That doesn’t mean he’s above some tough love, though.

“He tried to give me a little bit of a hard time yesterday,” Chase said of his Saturday 74. “But he knew like it was playing tough. I think my caddie told him that technically my track record here is a little better than his — I don’t have a missed cut here and I think he’s got a number of them. Still, he does have a second-place finish. I’ll give him that.”

On Sunday, though, it was another Koepka photo that drew attention. Brooks posted several shots of him rehabbing an injured knee with the caption, “Only 1 way to go from here.” Maybe it’s the crutches and the black-and-white, but that’s not necessarily an encouraging update. We’ll hold off on any injury speculation and just hope instead that before long we have two different Koepkas playing Tour events.

Phil Mickelson is…consistent?

Mickelson and consistency typically go together like olive oil and ice cream. But Mickelson has now played two tournaments in a row without posting a round worse than one over par or a round better than two under. Very un-Phil-like. And he likes it.

“I made a lot of progress, in that there was a lot of difficult shots here with a lot of water and I made a lot of committed swings, and that was a plus,” Mickelson said. “I’m seeing glimpses of playing the way I feel I’m capable of.”

Rickie Fowler’s Masters is in jeopardy

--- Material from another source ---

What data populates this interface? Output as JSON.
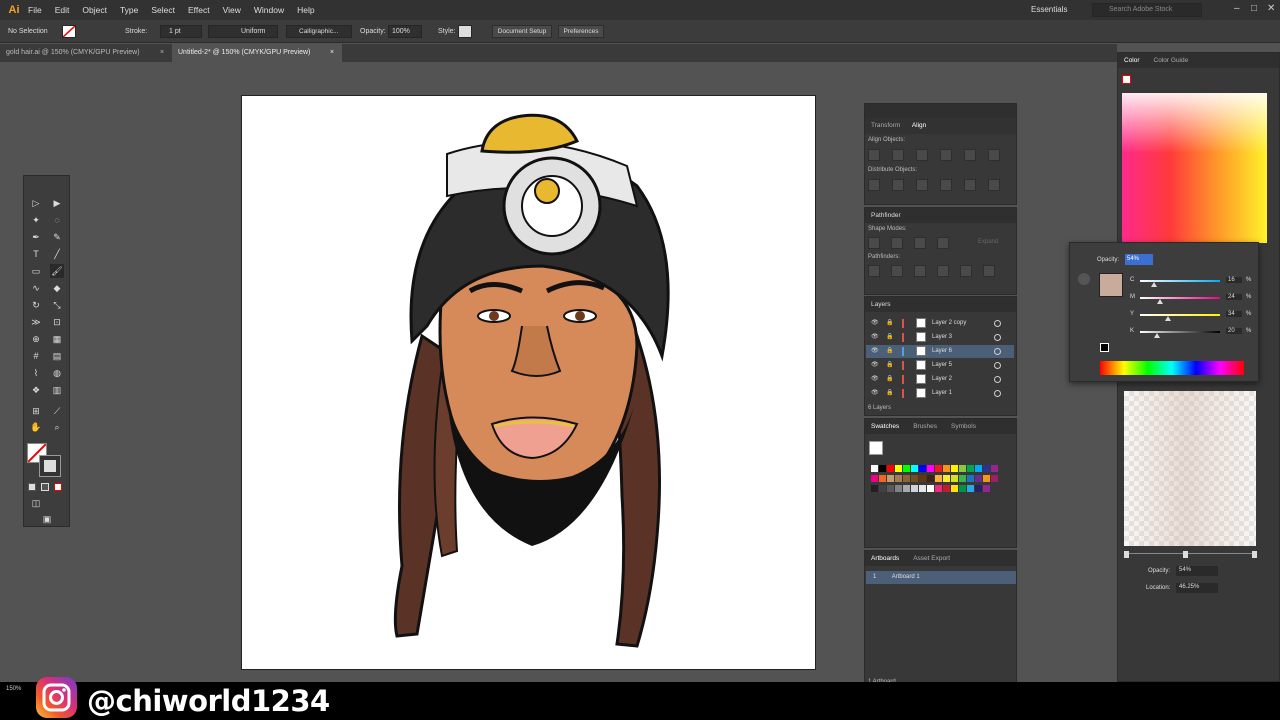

Among the week’s most interesting comments came from Rickie Fowler, who responded to a jab from Nick Faldo about his endorsement deals.

“I know where Nick was trying to come from on that and it’s like competitor to competitor, you’re trying to needle each other and get each other going type of thing,” Fowler said. “I am fortunate to have some great partners and make some great commercials and it’s been fun to be able to do that.”

Plenty of attention has surrounded Fowler of late because he hasn’t played well enough to qualify for this year’s Masters. He was eyeing a win this week at the Honda or in two weeks at the Valero Texas Open. But he removed himself from contention with a Saturday 78 and finished T65.

“I would much rather be playing the week of the Masters than working,” he said after his opening round. “But it’s all part of it. I’m going to keep kicking down the door, if we’re able to do something special in the next few weeks before Augusta, we’ll be there. If not, we’ll keep grinding and we’ll be back in the winner’s circle soon.”

He’ll have one more chance to punch that Masters ticket. After that, the grind continues.

Dylan Dethier

Dylan Dethier

Golf.com Editor

Dylan Dethier is a senior writer for GOLF Magazine/GOLF.com. The Williamstown, Mass. native joined GOLF in 2017 after two years scuffling on the mini-tours. Dethier is a graduate of Williams College, where he majored in English, and he’s the author of 18 in America, which details the year he spent as an 18-year-old living from his car and playing a round of golf in every state.